Anyone with sinusitis knows how uncomfortable it gets, with symptoms such as stuffy nose, frequent headaches, facial pressure, congestion, and cough. This happens when there is an inflammation or swelling in the lining of the sinuses. Paranasal sinuses are hollow passages that are located in your head, near the nose and eyes. There are 4 types of sinuses, namely – frontal sinuses (located above the eyes), ethmoidal sinuses (located between the eyes), maxillary sinuses (located below the eyes), and sphenoidal sinuses (located behind the eyes). These sinuses produce mucus that keep our nostrils moist, and drains out through the nasal passages
During sinusitis, the sinuses are filled with fluid that blocks the nasal passages, making drainage difficult. Due to this, germs continue to grow and cause infection.
What is Chronic Sinusitis?
Chronic sinusitis, also known as chronic rhinosinusitis, is a type of sinus infection that occurs when the sinuses are swollen or inflamed for 3 months or more, despite being treated. During chronic sinusitis, mucus drainage is not possible due to inflamed sinuses, making your nose stuffy. This makes breathing through your nose difficult. Chronic sinusitis can prove to be detrimental to your quality of life, if not treated immediately.
Chronic sinusitis is usually caused by an infection, by conditions such as nasal polyps and deviated septum, or even common cold. This condition can affect both children and adults. While acute sinusitis can get cured with minimal to no treatment, chronic sinusitis may require different types of treatment. In case the patient does not respond to other treatments, he/she has to undergo a surgery.
Symptoms of Chronic Sinusitis:
The common signs and symptoms of this condition include:
- Inflammation or swelling in the sinuses
- Thick yellow/green discharge from the nose
- Blocked or stuffy nose (congestion)
- Difficulty breathing through the nose
- Facial pressure or pain
- Reduced sense of taste or smell
Other uncommon/rare symptoms include:
- Ear pain
- Pain in the jaws and teeth
- Sore throat
- Bad breath
Consult your doctor if these symptoms persist beyond 10 days despite treatment, or if they continue to worsen. In order to diagnose chronic sinusitis, your doctor may review your symptoms, conduct a physical exam, and prescribe tests such as imaging tests and allergy tests.
Treating Chronic Sinusitis:
Nasal Sprays: These nasal sprays/decongestants help reduce inflammation. Some of the nasal spray for blocked nose include steroids such as fluticasone, triamcinolone, budesonide, mometasone, and more. These nasal sprays work by thinning the mucus for easy drainage and relieving inflammation. You can use decongestants such as the Naselin nasal spray for sinuses to relieve a stuffy nose. However, one must ensure that they do not use for more than 2 to 3 days at a stretch, as it may lead to rebound congestion.
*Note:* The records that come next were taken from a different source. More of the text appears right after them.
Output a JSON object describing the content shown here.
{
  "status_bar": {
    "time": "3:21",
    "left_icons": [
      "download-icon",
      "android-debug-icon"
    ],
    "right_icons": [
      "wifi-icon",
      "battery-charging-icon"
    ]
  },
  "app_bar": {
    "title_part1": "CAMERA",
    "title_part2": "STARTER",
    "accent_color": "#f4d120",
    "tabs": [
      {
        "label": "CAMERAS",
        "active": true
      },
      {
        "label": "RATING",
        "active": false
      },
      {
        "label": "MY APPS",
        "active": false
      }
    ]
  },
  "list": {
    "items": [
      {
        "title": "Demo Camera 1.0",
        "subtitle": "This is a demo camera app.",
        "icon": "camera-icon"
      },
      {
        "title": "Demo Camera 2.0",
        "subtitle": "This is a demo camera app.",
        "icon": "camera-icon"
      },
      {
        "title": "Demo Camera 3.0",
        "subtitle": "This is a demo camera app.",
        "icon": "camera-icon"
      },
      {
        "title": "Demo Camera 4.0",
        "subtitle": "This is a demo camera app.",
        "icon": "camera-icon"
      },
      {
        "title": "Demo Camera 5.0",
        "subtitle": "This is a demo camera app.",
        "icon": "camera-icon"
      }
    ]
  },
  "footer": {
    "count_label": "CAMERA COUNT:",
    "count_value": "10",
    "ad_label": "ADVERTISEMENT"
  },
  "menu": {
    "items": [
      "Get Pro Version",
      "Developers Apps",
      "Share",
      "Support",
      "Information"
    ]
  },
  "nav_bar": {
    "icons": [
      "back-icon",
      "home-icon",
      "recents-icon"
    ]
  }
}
Saline Nasal Sprays: These sprays are milder and do not contain steroids. These can be used with nasal decongestants to enable easy drainage and rinse away irritants and allergens.
Oral or Injected Corticosteroids: These may be used when there is no relief from nasal sprays, and used to relieve severe cases of chronic sinusitis, especially when you have nasal polyps.
Allergy Medications: If your sinusitis is caused due to allergies, your doctor will prescribe allergy medications to treat the cause.
Antibiotics: If the infection is caused by bacteria, antibiotics are prescribed along with other treatment methods.
Immunotherapy: If allergies are the reason behind your sinus infections, allergy shots are given to reduce the body’s reaction to the allergens.
Surgery: If none of the other treatment options work out, the doctor might suggest an endoscopic sinus surgery, in which the doctor will use an endoscope to explore the nasal passages. The doctor will then use various instruments to open the sinus passages by removing the elements that have caused the blockage such as nasal polyps or swollen mucus membranes.